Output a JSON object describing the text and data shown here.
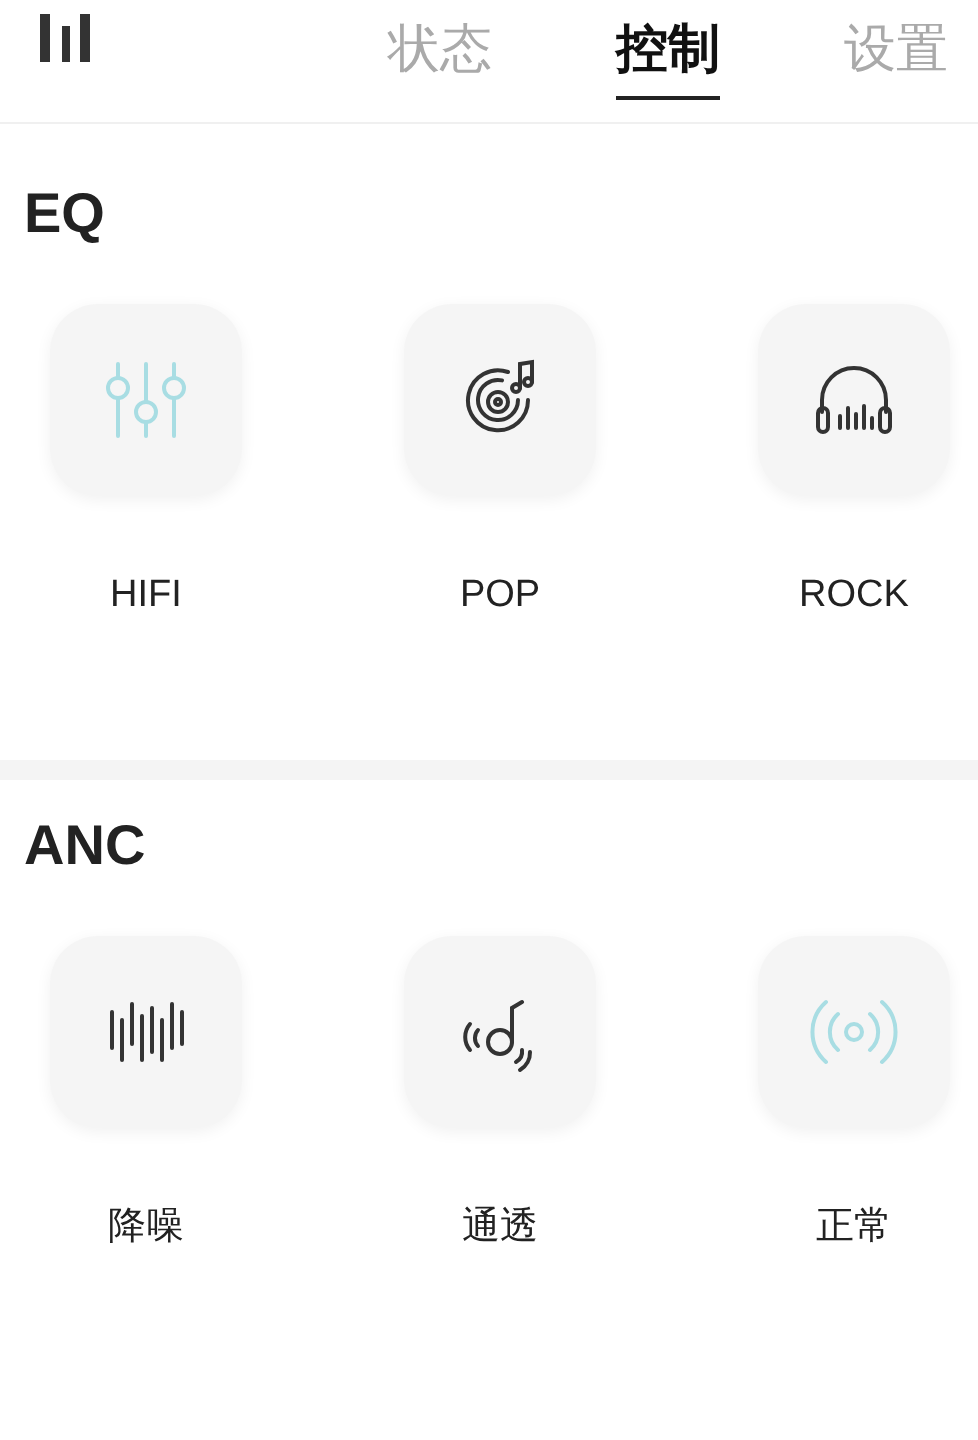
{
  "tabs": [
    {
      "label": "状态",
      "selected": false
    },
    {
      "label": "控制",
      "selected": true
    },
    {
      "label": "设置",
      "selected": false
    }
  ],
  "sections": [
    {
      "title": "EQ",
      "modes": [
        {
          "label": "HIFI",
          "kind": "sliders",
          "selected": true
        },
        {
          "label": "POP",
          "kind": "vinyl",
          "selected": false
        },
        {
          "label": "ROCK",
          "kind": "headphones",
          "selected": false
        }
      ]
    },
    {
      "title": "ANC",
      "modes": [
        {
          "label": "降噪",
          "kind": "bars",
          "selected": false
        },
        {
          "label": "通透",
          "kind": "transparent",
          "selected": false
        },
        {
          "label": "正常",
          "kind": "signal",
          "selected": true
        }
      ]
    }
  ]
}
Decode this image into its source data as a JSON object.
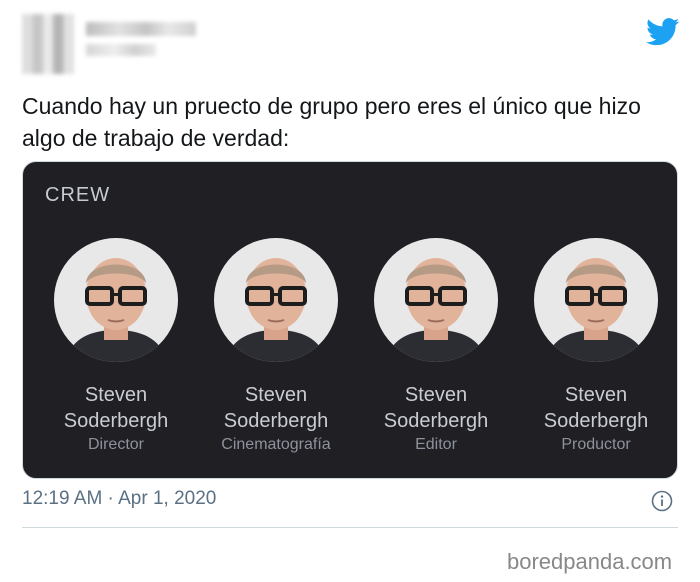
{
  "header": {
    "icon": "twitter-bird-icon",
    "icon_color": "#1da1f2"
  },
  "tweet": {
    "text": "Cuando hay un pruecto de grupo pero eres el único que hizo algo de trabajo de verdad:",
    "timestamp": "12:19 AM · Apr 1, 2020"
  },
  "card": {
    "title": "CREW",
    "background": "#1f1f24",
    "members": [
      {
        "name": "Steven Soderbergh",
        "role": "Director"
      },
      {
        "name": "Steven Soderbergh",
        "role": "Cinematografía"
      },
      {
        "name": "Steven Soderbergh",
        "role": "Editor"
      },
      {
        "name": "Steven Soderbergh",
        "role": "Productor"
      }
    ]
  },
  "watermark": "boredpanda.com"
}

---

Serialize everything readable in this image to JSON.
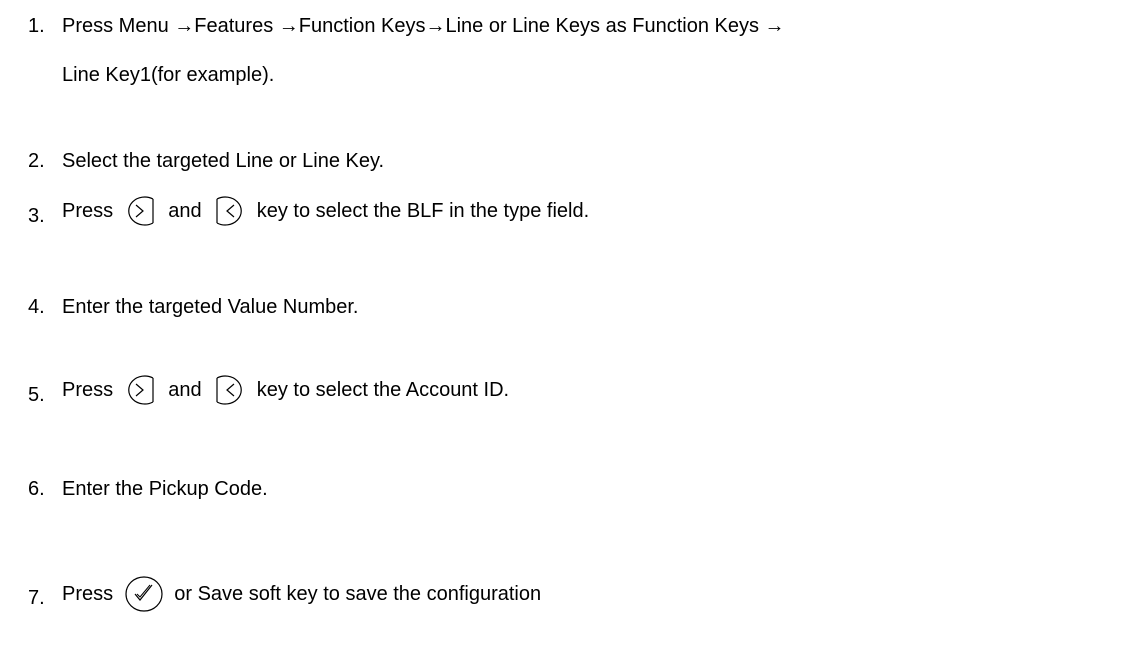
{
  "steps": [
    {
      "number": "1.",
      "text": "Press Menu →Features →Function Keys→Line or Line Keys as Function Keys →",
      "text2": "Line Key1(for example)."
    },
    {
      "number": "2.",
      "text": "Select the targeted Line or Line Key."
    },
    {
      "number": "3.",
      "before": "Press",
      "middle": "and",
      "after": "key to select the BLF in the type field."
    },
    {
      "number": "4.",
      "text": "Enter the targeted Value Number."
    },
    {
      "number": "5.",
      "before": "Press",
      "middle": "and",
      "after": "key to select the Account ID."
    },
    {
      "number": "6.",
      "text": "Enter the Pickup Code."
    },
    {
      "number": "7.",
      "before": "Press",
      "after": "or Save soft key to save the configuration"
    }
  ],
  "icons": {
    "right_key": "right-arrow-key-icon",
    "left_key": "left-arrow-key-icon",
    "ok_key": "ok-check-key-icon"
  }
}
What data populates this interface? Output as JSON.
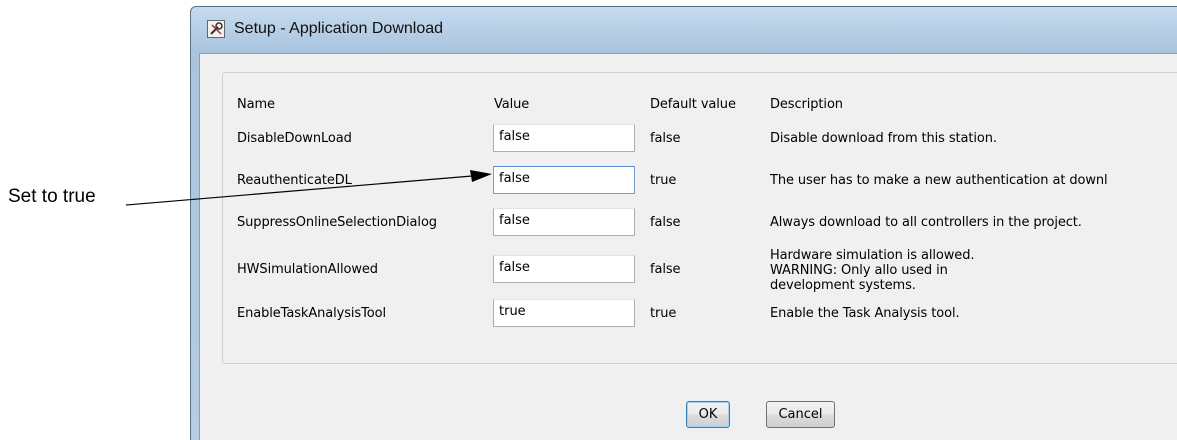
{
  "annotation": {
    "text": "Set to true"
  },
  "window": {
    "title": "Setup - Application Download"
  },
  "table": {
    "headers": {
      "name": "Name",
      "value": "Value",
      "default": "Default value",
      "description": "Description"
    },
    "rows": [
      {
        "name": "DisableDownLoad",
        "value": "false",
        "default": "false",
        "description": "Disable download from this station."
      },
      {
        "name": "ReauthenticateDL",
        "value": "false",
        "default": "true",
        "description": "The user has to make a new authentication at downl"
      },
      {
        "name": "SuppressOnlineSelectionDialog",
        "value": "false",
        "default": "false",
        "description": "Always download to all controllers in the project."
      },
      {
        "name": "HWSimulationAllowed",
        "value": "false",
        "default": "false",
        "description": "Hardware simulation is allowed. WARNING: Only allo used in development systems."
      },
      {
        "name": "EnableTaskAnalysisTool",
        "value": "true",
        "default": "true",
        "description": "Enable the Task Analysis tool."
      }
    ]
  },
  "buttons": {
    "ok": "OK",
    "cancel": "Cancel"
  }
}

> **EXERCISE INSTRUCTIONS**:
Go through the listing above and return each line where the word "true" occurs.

> **RESPONSE BELOW**:
      "selected": true
          "selected": true
          "selected": true
    "text": "Set to true"
        "default": "true",
        "value": "true",
        "default": "true",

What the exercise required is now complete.